▶ **WHAT TO PRODUCE**: Look through the records below, count the lines with the word "range", and reply with only the number.

Segment Start: DATA

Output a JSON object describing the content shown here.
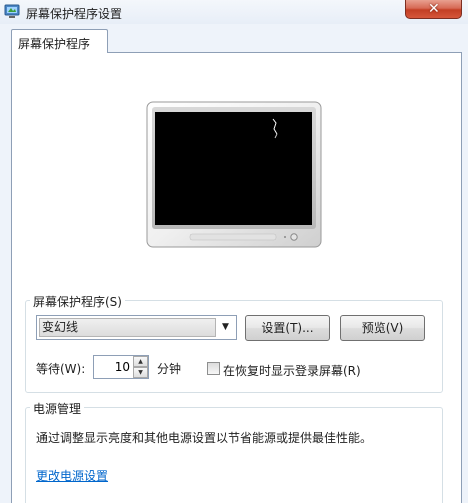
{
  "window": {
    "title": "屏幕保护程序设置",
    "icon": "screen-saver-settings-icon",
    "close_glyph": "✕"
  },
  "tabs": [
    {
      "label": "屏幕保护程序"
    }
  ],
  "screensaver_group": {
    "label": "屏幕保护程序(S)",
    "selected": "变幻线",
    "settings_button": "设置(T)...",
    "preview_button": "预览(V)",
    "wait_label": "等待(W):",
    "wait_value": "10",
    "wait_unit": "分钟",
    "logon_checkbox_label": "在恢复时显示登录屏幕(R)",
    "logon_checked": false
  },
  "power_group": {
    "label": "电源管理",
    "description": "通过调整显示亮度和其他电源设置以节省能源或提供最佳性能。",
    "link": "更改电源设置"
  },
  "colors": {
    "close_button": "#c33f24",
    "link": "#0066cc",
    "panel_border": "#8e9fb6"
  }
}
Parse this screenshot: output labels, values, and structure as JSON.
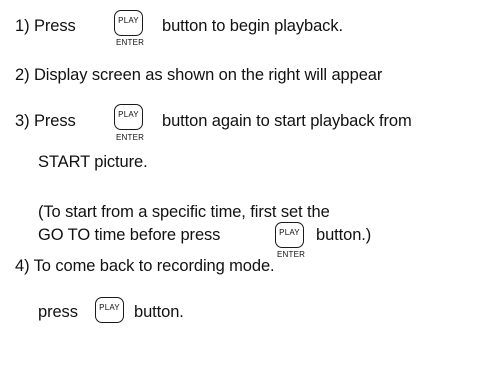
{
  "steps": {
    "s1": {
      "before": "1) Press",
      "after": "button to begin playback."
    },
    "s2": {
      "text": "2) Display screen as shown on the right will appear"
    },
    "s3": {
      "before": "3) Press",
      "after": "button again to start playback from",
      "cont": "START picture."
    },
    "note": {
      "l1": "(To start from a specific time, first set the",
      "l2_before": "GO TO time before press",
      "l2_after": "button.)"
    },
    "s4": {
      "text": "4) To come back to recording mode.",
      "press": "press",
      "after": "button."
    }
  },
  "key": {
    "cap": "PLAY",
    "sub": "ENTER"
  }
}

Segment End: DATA
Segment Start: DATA

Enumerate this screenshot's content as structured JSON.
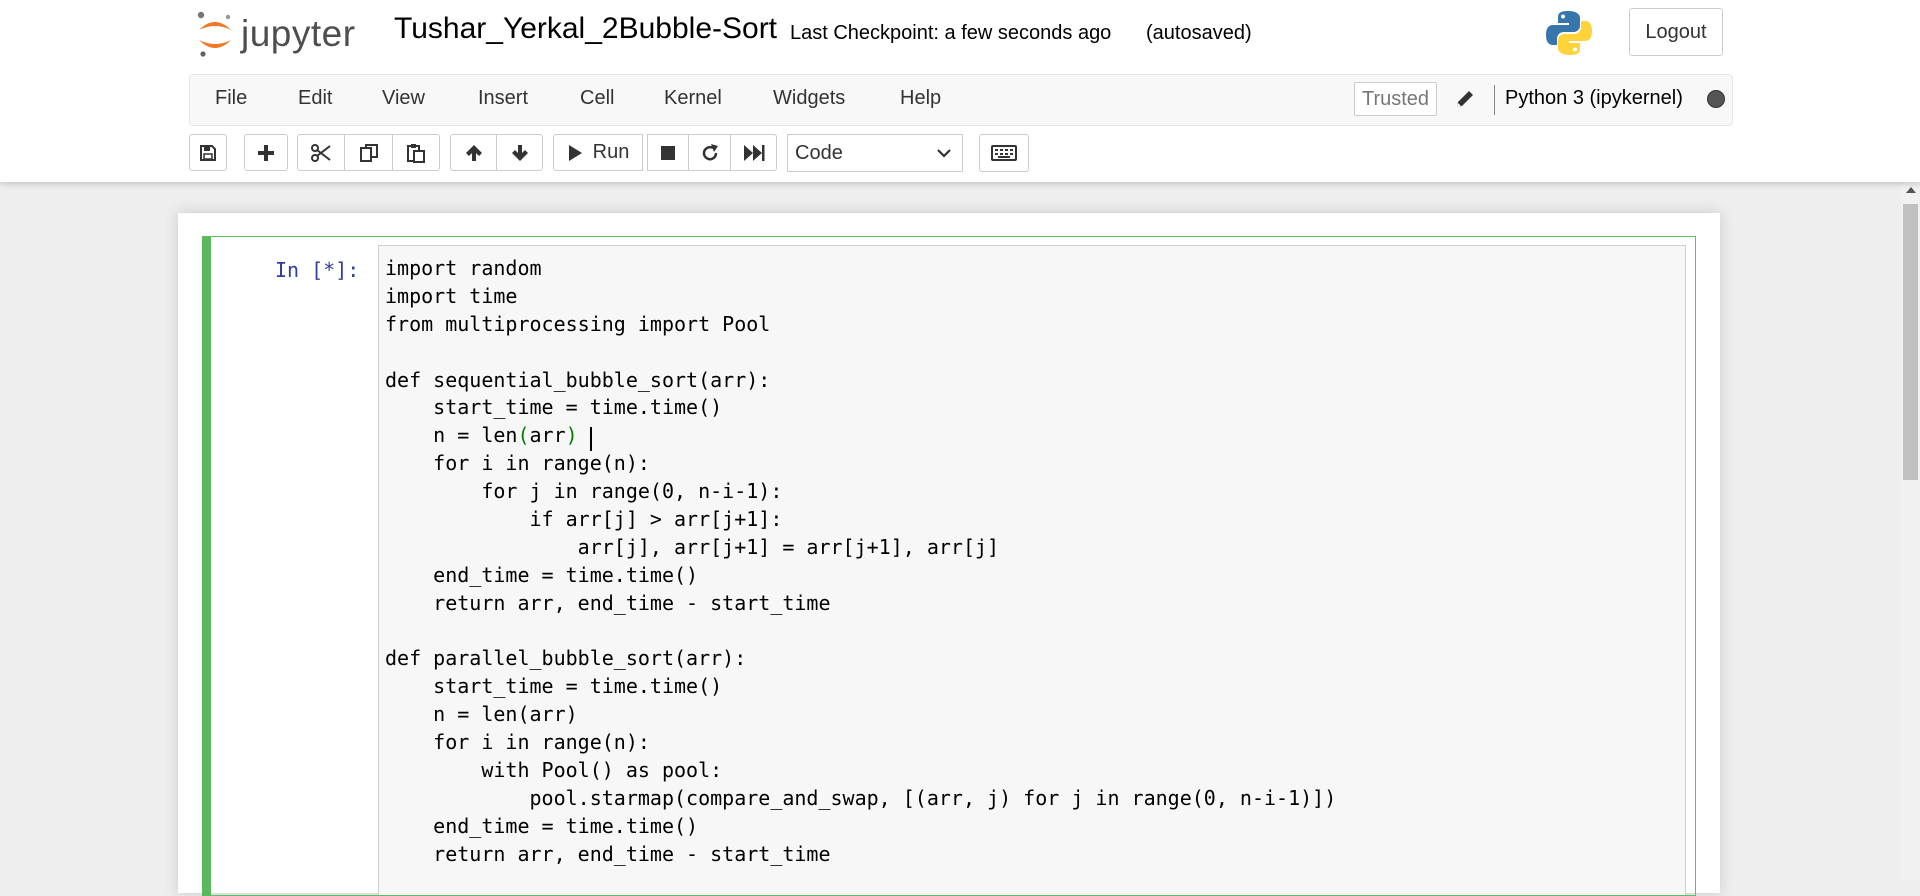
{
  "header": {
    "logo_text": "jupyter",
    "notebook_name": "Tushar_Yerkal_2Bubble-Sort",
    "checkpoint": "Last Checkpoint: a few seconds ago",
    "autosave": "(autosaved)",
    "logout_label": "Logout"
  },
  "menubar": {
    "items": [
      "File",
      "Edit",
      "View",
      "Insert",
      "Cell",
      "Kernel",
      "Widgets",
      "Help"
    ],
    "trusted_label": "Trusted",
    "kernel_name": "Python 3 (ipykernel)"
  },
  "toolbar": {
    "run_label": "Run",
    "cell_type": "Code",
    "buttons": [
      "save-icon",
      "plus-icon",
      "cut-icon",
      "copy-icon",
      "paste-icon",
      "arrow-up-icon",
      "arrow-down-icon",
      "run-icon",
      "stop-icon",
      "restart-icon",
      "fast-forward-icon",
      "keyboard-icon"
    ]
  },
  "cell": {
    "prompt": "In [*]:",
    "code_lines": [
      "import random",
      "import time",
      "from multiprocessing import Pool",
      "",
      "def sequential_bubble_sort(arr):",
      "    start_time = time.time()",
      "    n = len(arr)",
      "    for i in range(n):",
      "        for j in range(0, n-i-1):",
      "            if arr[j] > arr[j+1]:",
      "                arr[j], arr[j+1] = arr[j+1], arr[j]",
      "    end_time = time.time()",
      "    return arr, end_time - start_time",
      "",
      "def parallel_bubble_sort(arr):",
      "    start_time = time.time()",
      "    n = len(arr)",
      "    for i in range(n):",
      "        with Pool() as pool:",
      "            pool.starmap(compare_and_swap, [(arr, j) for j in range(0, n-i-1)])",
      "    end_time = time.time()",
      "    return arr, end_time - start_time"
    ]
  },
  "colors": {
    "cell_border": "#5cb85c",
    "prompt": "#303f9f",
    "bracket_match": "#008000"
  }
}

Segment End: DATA

▶ **RESPONSE BOX**: 4